There is a saying, "If you think you are too small to make a difference, try going to sleep with a mosquito." I am paraphrasing, but you get the idea. This has been one of the rainiest summers in the Berkshires and with the humidity and heat, our mosquito population is flourishing. They will not make it to the endangered species list anytime soon. In fact, they are probably excited about global warming. They are pretty powerful insects when you think about it. For something so small, they take up an aweful lot of our thinking and conversations. Walking in the woods with a friend last week, doused in bug spray, I managed to escape with only 100 or so welts on my legs. They are not deterred by the chemicals we place on our body. They don't succumb to whispers of sweet nothings, flattery or begging. I tried all three on my hike. I finally resorted to running.
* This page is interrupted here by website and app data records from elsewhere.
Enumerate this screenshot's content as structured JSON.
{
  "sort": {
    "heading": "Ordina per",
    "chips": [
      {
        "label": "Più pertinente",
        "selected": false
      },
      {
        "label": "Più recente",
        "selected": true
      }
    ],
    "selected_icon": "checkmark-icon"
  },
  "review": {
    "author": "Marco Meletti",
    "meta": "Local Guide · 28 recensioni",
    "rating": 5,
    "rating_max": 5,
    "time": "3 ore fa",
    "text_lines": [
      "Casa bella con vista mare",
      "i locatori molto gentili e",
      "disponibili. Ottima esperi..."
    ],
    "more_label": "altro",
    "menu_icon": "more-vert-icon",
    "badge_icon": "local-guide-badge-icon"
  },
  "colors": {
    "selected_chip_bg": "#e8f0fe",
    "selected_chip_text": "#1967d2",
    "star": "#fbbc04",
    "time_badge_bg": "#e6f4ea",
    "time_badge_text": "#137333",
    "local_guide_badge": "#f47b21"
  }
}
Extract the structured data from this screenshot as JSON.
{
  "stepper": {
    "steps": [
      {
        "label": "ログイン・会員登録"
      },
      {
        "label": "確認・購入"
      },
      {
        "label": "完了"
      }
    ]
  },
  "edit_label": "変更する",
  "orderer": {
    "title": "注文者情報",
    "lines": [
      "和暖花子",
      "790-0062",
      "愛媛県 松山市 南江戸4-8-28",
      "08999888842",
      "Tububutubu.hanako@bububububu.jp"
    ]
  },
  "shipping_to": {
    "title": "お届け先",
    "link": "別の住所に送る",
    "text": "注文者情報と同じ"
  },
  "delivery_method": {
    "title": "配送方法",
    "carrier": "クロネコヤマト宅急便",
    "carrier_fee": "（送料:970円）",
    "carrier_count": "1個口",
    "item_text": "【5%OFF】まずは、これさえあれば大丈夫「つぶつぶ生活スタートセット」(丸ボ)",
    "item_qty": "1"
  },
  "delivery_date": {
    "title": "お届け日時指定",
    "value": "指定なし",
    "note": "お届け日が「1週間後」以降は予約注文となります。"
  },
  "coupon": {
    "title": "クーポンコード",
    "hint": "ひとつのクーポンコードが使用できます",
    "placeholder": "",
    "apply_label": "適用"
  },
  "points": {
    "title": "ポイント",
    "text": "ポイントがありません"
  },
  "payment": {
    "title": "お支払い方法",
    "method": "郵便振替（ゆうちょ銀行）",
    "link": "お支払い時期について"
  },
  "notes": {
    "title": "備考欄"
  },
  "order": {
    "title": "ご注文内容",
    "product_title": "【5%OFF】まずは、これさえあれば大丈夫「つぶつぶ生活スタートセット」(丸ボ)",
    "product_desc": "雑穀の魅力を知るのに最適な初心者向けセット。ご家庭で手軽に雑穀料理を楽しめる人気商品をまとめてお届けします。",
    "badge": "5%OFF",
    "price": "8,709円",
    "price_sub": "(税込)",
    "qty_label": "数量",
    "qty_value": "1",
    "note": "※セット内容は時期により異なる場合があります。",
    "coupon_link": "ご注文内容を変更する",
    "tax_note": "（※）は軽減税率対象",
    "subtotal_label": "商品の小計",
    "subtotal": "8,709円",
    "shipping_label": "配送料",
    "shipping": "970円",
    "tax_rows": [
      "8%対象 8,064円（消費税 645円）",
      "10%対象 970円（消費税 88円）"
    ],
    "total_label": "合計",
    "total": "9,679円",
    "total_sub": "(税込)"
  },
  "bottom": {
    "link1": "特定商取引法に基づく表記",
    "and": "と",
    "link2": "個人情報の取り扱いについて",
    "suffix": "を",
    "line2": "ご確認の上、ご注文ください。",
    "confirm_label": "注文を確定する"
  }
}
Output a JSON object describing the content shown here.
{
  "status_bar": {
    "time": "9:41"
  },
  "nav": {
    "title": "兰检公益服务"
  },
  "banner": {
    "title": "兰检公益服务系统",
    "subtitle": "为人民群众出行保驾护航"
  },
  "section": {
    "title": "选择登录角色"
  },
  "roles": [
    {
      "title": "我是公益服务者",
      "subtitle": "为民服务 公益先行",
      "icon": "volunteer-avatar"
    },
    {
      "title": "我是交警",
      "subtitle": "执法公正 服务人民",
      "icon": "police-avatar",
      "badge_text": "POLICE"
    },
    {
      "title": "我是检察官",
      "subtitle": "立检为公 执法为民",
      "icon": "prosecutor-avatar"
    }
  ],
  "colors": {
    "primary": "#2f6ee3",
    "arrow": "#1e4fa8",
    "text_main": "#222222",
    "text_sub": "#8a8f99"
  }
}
You can outrun them, but stop and they catch up. There are articles written about them, whole conversations take place with this little creature as the topic. We have become mosquito obsessed. For a good reason, they are eating us alive. But I return to the quote. I could learn a lot from a mosquito, not a lesson in nutrition, but one in persistence. They will try to bite no matter who you are. They are not afraid to fail and go the extra mile, or three, to get their dinner. They are unaware of their size, and have no fear. They take chances, landing on an eyeball or wrist. This morning I was journaling about fear, mainly my fear of failure, but what goes with that is a fear of success. What if I succeeded at my goals? Would everyone like me or would they talk behind my back? Am I freezing up, skipping some work because it just might help me to succeed? Can I break the fear into pieces to examine them closer? What is behind the flight or fight? Am I feeling too small to make a difference? For me the process of writing keeps me sane. I sit and type and immediately feel a sense of serenity. But when I am upset I don't turn to my journal or computer, I turn to ice cream or anger or pity. Today I am holed up in my apartment, spending the day writing. I would like to think I could sit outside, but there is danger lurking. That is power and that is why I should pay attention to the lesson the tiny insects teach. Off to find my Caladryl.